## Task description
Search the data below for the string "JSON" and copy all lines where it shows up.

··········

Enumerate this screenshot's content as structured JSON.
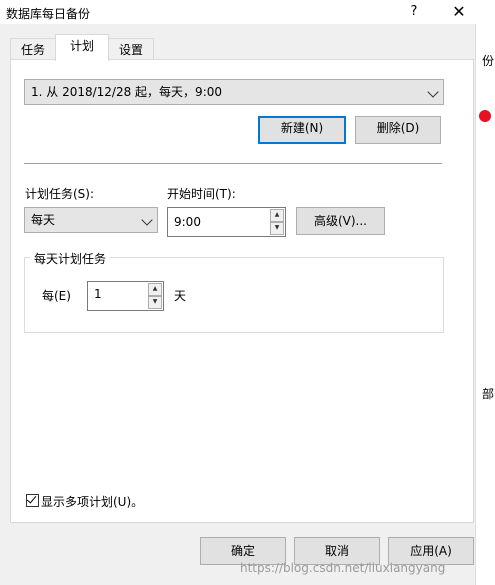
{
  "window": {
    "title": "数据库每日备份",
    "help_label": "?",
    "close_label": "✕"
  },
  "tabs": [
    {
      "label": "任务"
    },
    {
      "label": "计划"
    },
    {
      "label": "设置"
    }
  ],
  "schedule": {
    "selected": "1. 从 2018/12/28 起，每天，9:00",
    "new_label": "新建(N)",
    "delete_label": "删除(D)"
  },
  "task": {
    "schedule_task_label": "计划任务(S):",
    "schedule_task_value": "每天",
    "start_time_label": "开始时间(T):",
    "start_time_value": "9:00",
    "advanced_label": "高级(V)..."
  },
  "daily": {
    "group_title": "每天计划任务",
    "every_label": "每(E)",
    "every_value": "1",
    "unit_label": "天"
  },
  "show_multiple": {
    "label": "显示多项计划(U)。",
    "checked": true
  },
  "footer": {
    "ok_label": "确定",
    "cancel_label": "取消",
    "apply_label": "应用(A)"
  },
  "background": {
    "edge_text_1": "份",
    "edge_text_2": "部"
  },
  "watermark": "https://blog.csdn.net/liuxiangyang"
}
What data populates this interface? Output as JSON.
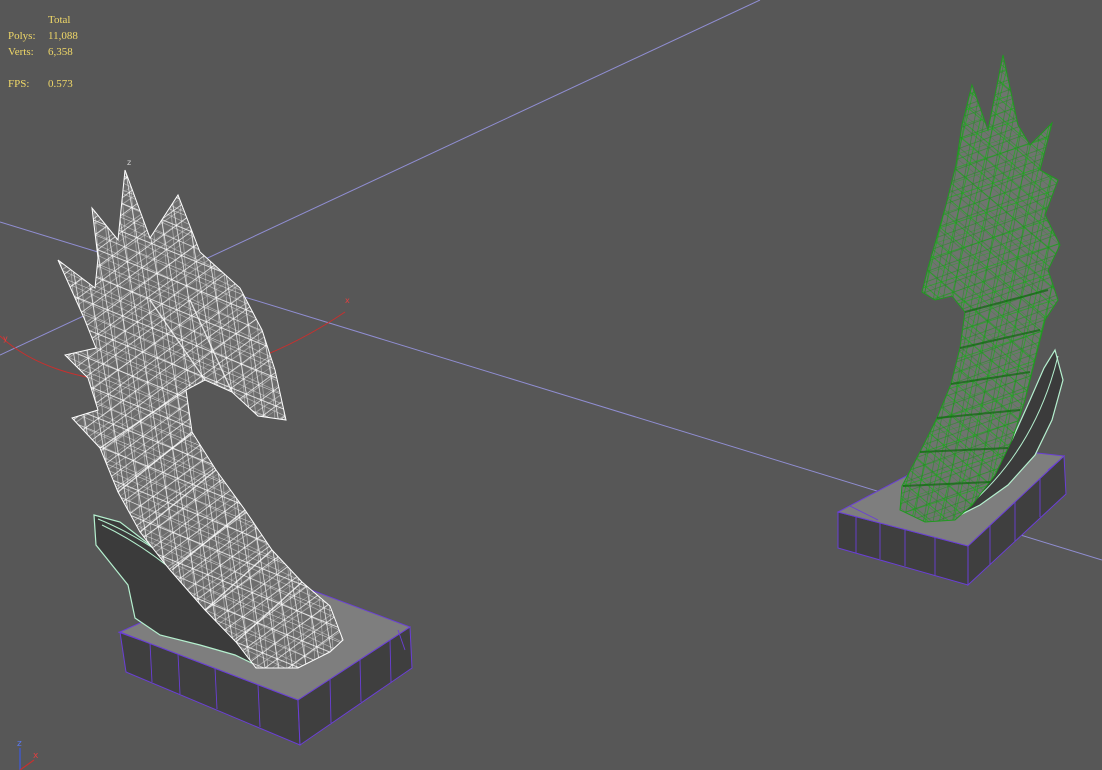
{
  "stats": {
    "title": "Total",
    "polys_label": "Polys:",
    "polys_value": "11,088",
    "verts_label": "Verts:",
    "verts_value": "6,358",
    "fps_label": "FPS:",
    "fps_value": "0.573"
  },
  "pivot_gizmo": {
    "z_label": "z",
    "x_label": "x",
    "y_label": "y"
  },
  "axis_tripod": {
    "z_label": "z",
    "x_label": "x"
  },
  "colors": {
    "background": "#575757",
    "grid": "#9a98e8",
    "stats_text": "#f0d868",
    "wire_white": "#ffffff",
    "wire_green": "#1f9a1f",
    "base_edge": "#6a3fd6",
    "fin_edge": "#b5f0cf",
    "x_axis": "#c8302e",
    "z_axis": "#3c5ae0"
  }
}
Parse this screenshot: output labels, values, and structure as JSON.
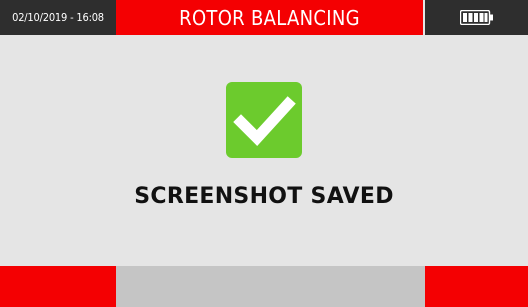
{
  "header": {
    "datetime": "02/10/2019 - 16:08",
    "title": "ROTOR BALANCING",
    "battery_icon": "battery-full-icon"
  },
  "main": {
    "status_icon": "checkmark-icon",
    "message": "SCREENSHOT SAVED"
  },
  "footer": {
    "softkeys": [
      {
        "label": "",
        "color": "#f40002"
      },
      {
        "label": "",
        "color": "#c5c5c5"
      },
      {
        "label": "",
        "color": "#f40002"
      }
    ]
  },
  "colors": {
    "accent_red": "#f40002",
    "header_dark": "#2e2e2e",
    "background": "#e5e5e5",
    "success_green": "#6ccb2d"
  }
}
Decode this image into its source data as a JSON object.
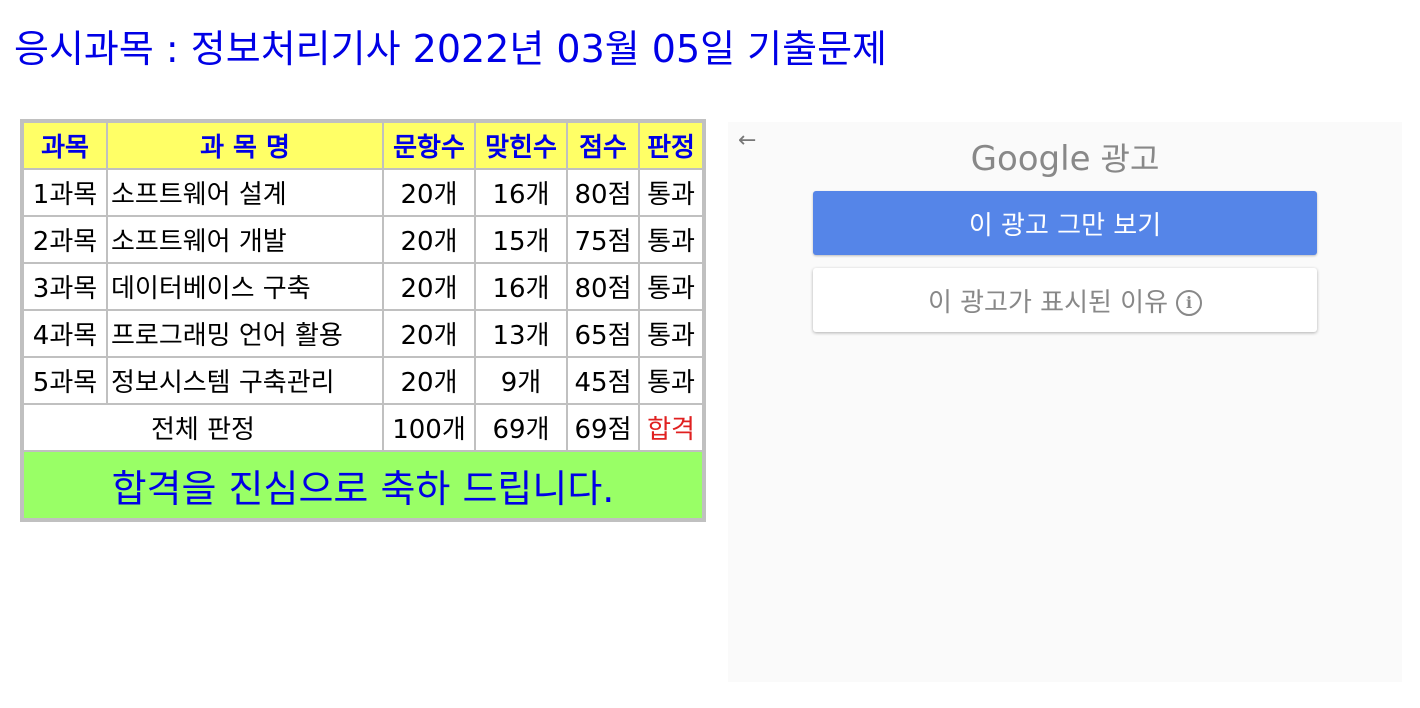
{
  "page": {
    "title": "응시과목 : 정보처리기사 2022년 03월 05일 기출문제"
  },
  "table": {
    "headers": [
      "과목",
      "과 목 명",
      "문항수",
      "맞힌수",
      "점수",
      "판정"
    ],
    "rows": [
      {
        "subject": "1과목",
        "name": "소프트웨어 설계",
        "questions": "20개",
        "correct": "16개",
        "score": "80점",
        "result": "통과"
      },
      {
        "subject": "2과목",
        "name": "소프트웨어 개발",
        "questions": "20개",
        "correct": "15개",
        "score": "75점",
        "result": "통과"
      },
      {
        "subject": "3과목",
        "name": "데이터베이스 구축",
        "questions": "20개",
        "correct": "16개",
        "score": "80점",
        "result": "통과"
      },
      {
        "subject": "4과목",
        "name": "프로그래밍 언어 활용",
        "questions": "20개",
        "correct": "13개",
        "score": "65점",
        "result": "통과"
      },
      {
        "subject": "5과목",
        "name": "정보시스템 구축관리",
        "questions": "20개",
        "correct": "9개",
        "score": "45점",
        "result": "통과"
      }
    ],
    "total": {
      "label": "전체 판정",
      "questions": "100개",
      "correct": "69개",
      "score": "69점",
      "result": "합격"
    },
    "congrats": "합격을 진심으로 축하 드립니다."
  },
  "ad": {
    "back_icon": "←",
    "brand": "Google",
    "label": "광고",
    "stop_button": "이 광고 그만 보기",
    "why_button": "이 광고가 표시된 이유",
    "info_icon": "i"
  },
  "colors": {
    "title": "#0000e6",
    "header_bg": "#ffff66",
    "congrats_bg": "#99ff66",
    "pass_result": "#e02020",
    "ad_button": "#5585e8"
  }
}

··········

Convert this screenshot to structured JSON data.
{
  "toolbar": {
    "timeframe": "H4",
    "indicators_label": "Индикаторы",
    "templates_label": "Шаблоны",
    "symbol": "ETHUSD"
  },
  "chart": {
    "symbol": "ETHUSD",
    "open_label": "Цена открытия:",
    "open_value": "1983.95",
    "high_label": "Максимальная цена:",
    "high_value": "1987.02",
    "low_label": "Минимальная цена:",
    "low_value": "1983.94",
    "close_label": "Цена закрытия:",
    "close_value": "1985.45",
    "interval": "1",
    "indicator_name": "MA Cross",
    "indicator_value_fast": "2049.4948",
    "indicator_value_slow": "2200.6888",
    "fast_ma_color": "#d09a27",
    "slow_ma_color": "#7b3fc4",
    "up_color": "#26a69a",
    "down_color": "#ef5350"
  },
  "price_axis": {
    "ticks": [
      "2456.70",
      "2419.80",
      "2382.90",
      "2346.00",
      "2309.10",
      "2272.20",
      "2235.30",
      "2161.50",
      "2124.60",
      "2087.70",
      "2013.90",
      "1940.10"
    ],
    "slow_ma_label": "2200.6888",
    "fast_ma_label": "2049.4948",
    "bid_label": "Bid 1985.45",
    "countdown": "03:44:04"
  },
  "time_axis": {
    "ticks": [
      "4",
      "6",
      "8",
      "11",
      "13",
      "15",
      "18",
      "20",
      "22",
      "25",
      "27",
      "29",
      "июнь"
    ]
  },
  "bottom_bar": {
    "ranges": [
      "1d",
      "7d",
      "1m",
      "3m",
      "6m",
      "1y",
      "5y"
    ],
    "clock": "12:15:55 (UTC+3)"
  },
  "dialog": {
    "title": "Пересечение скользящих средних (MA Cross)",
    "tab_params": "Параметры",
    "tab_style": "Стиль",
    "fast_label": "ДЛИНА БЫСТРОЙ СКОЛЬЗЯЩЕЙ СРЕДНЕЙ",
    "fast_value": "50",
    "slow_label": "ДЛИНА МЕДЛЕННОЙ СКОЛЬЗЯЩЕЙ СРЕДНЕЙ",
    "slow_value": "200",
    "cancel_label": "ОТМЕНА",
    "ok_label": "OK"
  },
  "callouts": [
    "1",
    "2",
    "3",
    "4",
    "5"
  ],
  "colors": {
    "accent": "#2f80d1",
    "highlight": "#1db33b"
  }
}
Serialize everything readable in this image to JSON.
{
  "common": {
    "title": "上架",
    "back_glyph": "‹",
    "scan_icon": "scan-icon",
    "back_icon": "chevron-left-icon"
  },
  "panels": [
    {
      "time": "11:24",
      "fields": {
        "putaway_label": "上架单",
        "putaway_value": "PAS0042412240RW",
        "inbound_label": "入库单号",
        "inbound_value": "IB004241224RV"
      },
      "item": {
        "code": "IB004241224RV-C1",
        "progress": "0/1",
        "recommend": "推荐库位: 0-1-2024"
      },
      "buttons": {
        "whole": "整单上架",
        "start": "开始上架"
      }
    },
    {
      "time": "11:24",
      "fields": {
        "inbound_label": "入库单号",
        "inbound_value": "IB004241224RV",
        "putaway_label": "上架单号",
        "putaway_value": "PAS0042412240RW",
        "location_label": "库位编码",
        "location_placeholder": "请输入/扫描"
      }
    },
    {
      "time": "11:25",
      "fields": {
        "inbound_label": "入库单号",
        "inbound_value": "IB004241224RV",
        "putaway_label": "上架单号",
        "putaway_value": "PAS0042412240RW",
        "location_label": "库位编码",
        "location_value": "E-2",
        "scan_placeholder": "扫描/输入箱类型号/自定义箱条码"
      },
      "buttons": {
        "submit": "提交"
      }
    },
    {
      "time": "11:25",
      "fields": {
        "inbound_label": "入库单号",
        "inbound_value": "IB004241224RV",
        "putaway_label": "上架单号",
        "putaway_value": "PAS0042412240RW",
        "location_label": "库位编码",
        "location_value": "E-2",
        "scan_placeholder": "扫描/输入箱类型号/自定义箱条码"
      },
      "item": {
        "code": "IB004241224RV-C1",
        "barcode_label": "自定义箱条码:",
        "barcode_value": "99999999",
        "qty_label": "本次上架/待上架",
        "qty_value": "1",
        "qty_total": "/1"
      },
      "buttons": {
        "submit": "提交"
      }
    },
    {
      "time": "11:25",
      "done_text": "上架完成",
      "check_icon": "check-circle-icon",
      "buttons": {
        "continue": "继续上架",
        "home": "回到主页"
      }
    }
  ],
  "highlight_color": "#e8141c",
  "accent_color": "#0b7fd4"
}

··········

## Problem solution
Enumerate this screenshot's content as structured JSON.
What data populates this interface? Output as JSON.
Parse this screenshot: output labels, values, and structure as JSON.
Decode this image into its source data as a JSON object.
Convert this screenshot to structured JSON data.
Serialize everything readable in this image to JSON.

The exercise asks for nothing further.